How our body reacts to heat in an infrared cabin

Heat is hard work for the body. To ward off damage to the body, it ramps up its cooling and produces fluid - sweat. In an experiment, the reaction to extreme heat in the infrared cabin on the body was studied.
How our body reacts to heat in an infrared cabin

How our body reacts to heat in an infrared cabin

To understand the effects of an infrared cabin on your body, it is important to know how our body reacts to extreme heat. The normal body temperature of a healthy person is about 37 °C (98,6 °F). The human body is constantly trying to maintain this temperature. Except

In the same way, the body can cool down by releasing heat to the environment as soon as the ambient temperature is lower than that of the body. In this case, if the temperature difference between the body and the environment is higher, the faster the heat is released. With this knowledge, it is possible to understand how our body cools down.

It also becomes clear that the closer the air temperature is to the body temperature, the more difficult it is for the body to cool down passively. This means that this passive way of losing heat is not very efficient for the body.

What happens when the temperature of the air surrounding the body is higher than the usual body temperature?

In this case, the body can no longer passively lose heat at all, but actually gains heat from the air, which leads to a warming of the body. For this reason, there is also an active way to lose heat, and that again is sweating. By sweating, the body lowers its temperature.

In addition, the body can control how much heat it loses by regulating the intensity of sweating. All of this happens for a reason: the human body needs to keep its normal temperature constant in order to function properly. If you are wondering how sweat can cool down the body, there is a very simple physical explanation for it.

For one thing, your skin has many sweat glands and pores through which sweat can escape. So when you sweat, your entire skin gets wet. Secondly, the water on your skin starts to evaporate, and once this happens, the heat is absorbed by your skin and cools it down.

What happens to the body temperature when using an infrared cabin?

To this question, there is an experiment that was conducted in 2007 by the Royal Institution of Great Britain. The researchers wanted to show how extreme heat affects the human body and how effectively the body regulates body temperature. To conduct the experiment, they needed an infrared cabin and a human test subject.

They wanted to measure the exact internal temperature of the volunteer, for this purpose they used a very small wireless thermometer capsule. The volunteer had to swallow it, and thanks to its radio transmitter, the thermometer transmitted the temperature results in real time to a radio receiver, which was connected to a computer.
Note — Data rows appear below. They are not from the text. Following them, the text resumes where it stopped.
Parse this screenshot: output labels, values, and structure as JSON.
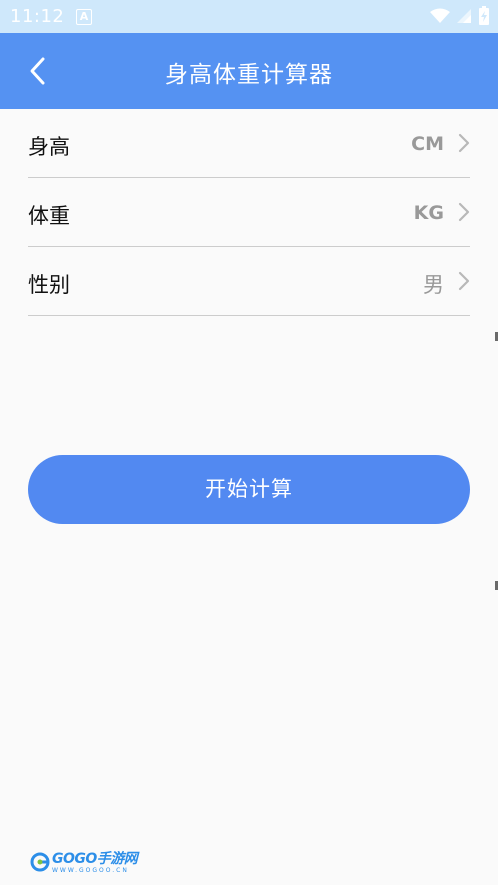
{
  "status_bar": {
    "time": "11:12",
    "notification_letter": "A"
  },
  "app_bar": {
    "title": "身高体重计算器"
  },
  "form": {
    "rows": [
      {
        "label": "身高",
        "value": "CM"
      },
      {
        "label": "体重",
        "value": "KG"
      },
      {
        "label": "性别",
        "value": "男"
      }
    ]
  },
  "actions": {
    "calculate_label": "开始计算"
  },
  "watermark": {
    "text": "GOGO手游网",
    "subtext": "WWW.GOGOO.CN"
  },
  "colors": {
    "app_bar": "#5592f2",
    "status_bar": "#cfe8fb",
    "button": "#5289f1",
    "background": "#fafafa"
  }
}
This allowed the computer to display the internal temperature of the volunteer’s body.

What were the goals of this experiment?

One of the goals was to create conditions similar to some of the hottest places on Earth, such as the Libyan Desert or Death Valley, where temperatures have historically been very close to 58 degrees Celsius (136,4 °F). An ordinary sauna with a stove was considered insufficient to simulate the same natural conditions. For this reason, an infrared cabin was used, as it can better simulate some of the sun’s rays.

The infrared rays not only heat the surface of the skin, but also penetrate the outer tissues. Before entering the sauna, the subject had an internal body temperature of 37.3 °C (99,14 °F). After the infrared cabin was heated to 58 °C (136,4 °F), the subject entered the sauna with his clothes on. He stayed in the sauna for ten minutes, and when he left the sauna he had a temperature of 37.7 °C (99,86 °F). Thus, his internal body temperature was only one third Celsius higher than his initial temperature.

What conclusions were drawn after the experiment?

This experiment demonstrated the natural ability of the human body to efficiently regulate its temperature through sweating in order to maintain vital functions as well as to adjust its metabolism to keep the temperature near the 37 °C (98,6 °F) mark. But in order to sweat efficiently and regulate its temperature, the body needs water.

While the organism can lose one to two liters of water in just one hour through sweating, it can absorb a maximum of 1.5 liters in the same time through the intestines. Therefore, to avoid dehydration, it is necessary to drink enough water before and during the sauna session. This way, you will stay hydrated and be able to take full advantage of the health benefits of an infrared cabin.